Sometime in the mid of the nineteenth century, the son of a cattle merchant from Bavaria migrated to the United States of America and settled in Alabama. He opened up a dry goods store and was joined by his brother a few years later. The firm named as ‘Lehmann Brothers’ started focusing on trading commodities, especially cotton, owing to its high value at that time. With time, the company moved to the Manhattan in New York City and expanded into financial advisory and services. In over a century and a half, it survived two world wars and the great depression to morph into one of the most powerful and admired global financial services firm and by mid of 2008, it had with its 28,600 employees and net revenues of 19.2 Billions US dollars, become one of the most sought after wall street firm for management graduates all over the world. With the boom in the US housing market, Lehmann bet a disproportionate(in hindsight) part of its future on mortage(loans) back securities, which saw surging profits and million dollar bonuses for its executives. For employees and investors alike, it seemed to be a never ending party.
Like Lehmann, its smaller sized competitor, Bear Stearns too found itself amidst a gold mine. The erstwhile fifth largest securities firm in the United States, with an illustrious and enviable legacy of continuous quarter on quarter growth since forever, saw its revenues and profits soar more than ever, making Jimmy Cayne, its chief executive a very rich man on paper, with his personal worth surpassing 1.6 billion US dollars. This prompted Bear to invest more and more of its assets into mortgage backed securities that financed the US housing market, moving away from its traditional but less lucrative wealth management and global clearing services.
Between May and September 2008, the party ended and jump started the financial crisis in the United States, which would soon become a global crisis, setting off the worst economic recession in over seventy years. The stock of Bear, which in its prime reached 172.69 dollars a share got battered in a matter of weeks and though Bear ultimately survived, having been bought over by JP Morgan, made Cayne a much poorer man. Lehmann suffered a much crueler fate and just collapsed into bankruptcy, sending shivers in global financial markets. Investments banks, the darlings of Wall Street and the home of fat salaried bankers, would never be the same again, if not all perish in the aftermath.

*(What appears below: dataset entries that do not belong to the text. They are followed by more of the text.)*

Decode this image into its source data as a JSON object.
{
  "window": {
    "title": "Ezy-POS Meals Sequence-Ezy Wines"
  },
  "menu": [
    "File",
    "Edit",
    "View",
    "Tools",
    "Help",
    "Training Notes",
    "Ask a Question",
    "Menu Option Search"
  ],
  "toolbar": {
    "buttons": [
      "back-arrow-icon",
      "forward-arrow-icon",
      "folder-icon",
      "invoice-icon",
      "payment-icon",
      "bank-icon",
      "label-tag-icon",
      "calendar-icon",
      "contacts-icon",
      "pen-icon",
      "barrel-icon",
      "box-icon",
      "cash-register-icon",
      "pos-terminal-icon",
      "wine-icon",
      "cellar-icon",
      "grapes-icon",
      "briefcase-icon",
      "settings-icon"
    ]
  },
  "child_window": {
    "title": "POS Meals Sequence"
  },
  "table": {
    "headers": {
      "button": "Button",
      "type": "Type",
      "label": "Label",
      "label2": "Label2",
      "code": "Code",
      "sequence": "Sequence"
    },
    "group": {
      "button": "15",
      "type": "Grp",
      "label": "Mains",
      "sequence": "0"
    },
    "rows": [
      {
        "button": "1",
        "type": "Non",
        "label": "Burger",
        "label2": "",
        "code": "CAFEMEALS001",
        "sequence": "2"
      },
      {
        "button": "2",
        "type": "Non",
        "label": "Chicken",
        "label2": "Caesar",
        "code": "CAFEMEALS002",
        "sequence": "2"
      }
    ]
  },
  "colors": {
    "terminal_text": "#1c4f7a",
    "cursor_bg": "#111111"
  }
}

The financial crisis and the ensuing recession had, as we know, larger implications than the collapse of investment banks, like Lehmann and Bear Stearns. More banks collapsed, credit tightened, small businesses found it difficult to procure loans, consumer demand retracted, and corporations both big and small saw their profits dip, millions lost their homes and many more across the world lost jobs. It was a vicious circle and dark clouds enveloped the world economy that was looking quite rosy just a few months ago. It may well be argued that this was not due to a few companies like Lehmann and Bear going berserk, but reflective of a larger systemic problem and that they were merely the poster boys of greed that became the whipping boys.
Why did this happen? Are we witnessing the end of capitalism, the capitalism of greed, the capitalism of profligacy, the capitalism of individual good? Probably not. However, there are some important lessons to learn from what is now accepted as reckless behavior by big names of the financial world.
#1: The world is more global than we ever imagined and globalization and free trade is probably not the only answer. In a world so tightly connected, a subprime crisis in the US, an energy crisis in the Middle East, a manufacturing crisis in China or even a sovereign debt crisis in small European countries can cause catastrophic impact on the global economy as a whole. It may be prudent to strike a balance between the local economy and global economy and not tilt too much one way or the other.
#2: Regulations are not always bad. With the benefit of hindsight, it can be said that appropriate regulation of behavior could have averted the crisis or atleast minimized the impact. The investment banks bought loans from banks using sophisticated financial instruments and made the business of loans very attractive for banks. Banks, in their eagerness to lend, relaxed guidelines to potential homeowners. Ordinary people took loans that they could not afford. In the end, the homeowners could not pay the loans and lost their homes, banks had a lot of bad loans on their balance sheet, which crippled them and investment banks suddenly saw their golden goose go kaput. It was a bubble, which could have been avoided had it been for better regulation, if only the rules for lending were more reasonable and incentive for reckless behavior was controlled.
#3: As with most recessions, it has now become clear with the imminent recovery, that banks, companies, and individuals with strong financial foundations have become much stronger. The well behaved banks have become bigger, fundamentally stronger companies are growing at faster rates and individuals with rainy day savings are getting the house they want at bargain prices.